Dr.Loren E. Smith and associates conducted the first study to identify HDL as a novel and potentially modifiable risk factor for postoperative AKI and found that Higher high-density lipoprotein (HDL) concentrations may be protective against acute kidney injury (AKI) after cardiac surgery.The study has been published in Journal of the American Heart Association.
Acute kidney injury (AKI) is estimated to occur in up to 30% of patients after cardiac surgery and is associated with an increased risk of postoperative myocardial injury and both short-and long‐term mortality.Acute kidney injury (AKI) after cardiac surgery is associated with increased short-and long‐term mortality. Inflammation, oxidative stress, and endothelial dysfunction and damage play important roles in the development of AKI. High‐density lipoproteins (HDLs) have anti‐inflammatory and antioxidant properties and improve endothelial function and repair. Statins enhance HDL‘s anti‐inflammatory and antioxidant capacities. We hypothesized that a higher preoperative HDL cholesterol concentration is associated with decreased AKI after cardiac surgery and that perioperative statin exposure potentiates this association.
the researchers tested their hypothesis in 391 subjects from a randomized clinical trial of perioperative atorvastatin to reduce AKI after cardiac surgery. A 2‐component latent variable mixture model was used to assess the association between preoperative HDL cholesterol concentration and postoperative change in serum creatinine, adjusted for known AKI risk factors and suspected confounders.
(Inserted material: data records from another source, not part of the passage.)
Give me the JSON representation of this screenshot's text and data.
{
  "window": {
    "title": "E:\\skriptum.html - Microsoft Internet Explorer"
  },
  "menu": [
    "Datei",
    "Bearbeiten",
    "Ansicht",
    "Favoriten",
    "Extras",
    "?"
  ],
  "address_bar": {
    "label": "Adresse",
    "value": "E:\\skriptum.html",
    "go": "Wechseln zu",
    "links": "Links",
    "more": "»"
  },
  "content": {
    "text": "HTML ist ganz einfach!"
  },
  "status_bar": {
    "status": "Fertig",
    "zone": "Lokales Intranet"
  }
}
Interaction terms were used to examine the effects of preoperative statin use, preoperative statin dose, and perioperative atorvastatin treatment on the association between preoperative HDL and AKI. A higher preoperative HDL cholesterol concentration was independently associated with a decreased postoperative serum creatinine change (P=0.02). The association between a high HDL concentration and an attenuated increase in serum creatinine was strongest in long‐term statin‐using patients (P=0.008) and was further enhanced with perioperative atorvastatin treatment (P=0.004) and increasing long‐term statin dose (P=0.003).
It was concluded that a higher preoperative HDL cholesterol concentration was associated with decreased AKI after cardiac surgery. Preoperative and perioperative statin treatment enhanced this association, demonstrating that pharmacological potentiation is possible during the perioperative period.